And third, I am writing from a vague outline. This is another NEVER HAVE I DONE THIS BEFORE moment. What I love about writing is the fly-by-the-seat-of-your-pants experience. I always assumed an outline killed that sensation. But nooooo. This vague outline (that admittedly keeps getting adjusted, recreated, moved around) has been a lifeline.

Lastly, and this is a hard one, I'm not playing the fantasy game. It's burned me too many times in the past. I'm not standing at a podium at the TED conference, nor am I being interviewed by Charlie Rose. I'm not thinking book tour, book festival, book awards...I'm simply telling a story the best way I know how, by putting one word in front of the other and enjoying the ride.

Has your writing process changed throughout the years? How so?

Melissa Clark is the author of Swimming Upstream, Slowly, and teaches literature and writing at Otis College of Art and Design. You can follow her on her blog, Connections Clark.


  1. Sounds like the plan is working for you.
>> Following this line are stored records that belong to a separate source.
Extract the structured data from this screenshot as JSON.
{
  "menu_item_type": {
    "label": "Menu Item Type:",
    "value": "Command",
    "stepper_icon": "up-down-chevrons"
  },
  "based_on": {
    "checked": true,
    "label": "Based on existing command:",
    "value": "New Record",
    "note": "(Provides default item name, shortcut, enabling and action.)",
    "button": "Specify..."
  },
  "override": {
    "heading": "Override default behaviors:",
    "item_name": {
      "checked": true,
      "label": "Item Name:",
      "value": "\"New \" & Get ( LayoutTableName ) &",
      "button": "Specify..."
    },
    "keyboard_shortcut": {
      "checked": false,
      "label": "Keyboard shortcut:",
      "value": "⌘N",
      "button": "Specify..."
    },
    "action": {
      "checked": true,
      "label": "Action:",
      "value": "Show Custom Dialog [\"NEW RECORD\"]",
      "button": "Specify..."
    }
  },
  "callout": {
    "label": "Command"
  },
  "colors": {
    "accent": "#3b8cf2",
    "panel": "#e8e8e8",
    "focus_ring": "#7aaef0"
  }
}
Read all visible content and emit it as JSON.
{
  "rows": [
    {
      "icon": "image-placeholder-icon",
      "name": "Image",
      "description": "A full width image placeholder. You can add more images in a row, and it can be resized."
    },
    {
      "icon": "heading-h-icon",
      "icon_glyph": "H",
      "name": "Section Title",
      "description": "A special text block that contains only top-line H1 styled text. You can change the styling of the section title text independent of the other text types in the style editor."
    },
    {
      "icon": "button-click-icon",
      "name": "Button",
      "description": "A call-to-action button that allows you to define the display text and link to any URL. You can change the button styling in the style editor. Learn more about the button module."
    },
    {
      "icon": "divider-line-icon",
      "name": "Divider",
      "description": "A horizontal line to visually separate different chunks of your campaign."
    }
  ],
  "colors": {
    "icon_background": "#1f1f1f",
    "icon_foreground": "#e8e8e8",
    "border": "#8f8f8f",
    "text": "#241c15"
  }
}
Good luck with the new work and who knows...? Maybe TED isn't completely out of the question.

  2. Good for you, Melissa! It sounds like your new plan is working great. I find that every book writes itself differently. My first two I wrote by hand on legal pads and then put into the computer. Then I switched over to writing directly on my laptop. I'm a fan of the word count approach, too, and I'm also working with more of a loose outline this time around than I ever have before. Keep us posted!

  3. It's always great to see someone changing things up. When I started writing, my daily quota was in pages but now it varies. Sometimes pages, sometimes word count, sometimes it's even in scenes or chapters. Btw, I don't know what TED is but please don't tell me. Let it be one more thing I don't have but at least don't know what it is I don't have.

  4. Well, we all do it differently, that's for sure. If you told me I had to write the next book longhand my current novel would be an only child. I couldn't even imagine... But! I'm glad you have a plan Melissa! Sometimes a different approach is the jumpstart we need and then magic! Say, where did I put that legal pad?? (;

  5. Very exciting that you've made so many changes, Melissa! Let us know how it goes. :-)

  6. I went the opposite of you! I used to be very word count heavy... now I take it scene by scene or discovery by discovery. Although it does make it harder to start back up the next day when I have no questions to really ask.

  7. I love this post. My writing shifted when I started treating my writing with the same respect I would treat any job. With this job I use word counts similar to clocking in and clocking out. I have to get x number of words on the page that day. It helps me not to be a lazy cheater pants to know what my word count goals are for the day and the week and to hold me to them. Once I start editing I have to shift to hours per day to stay honest.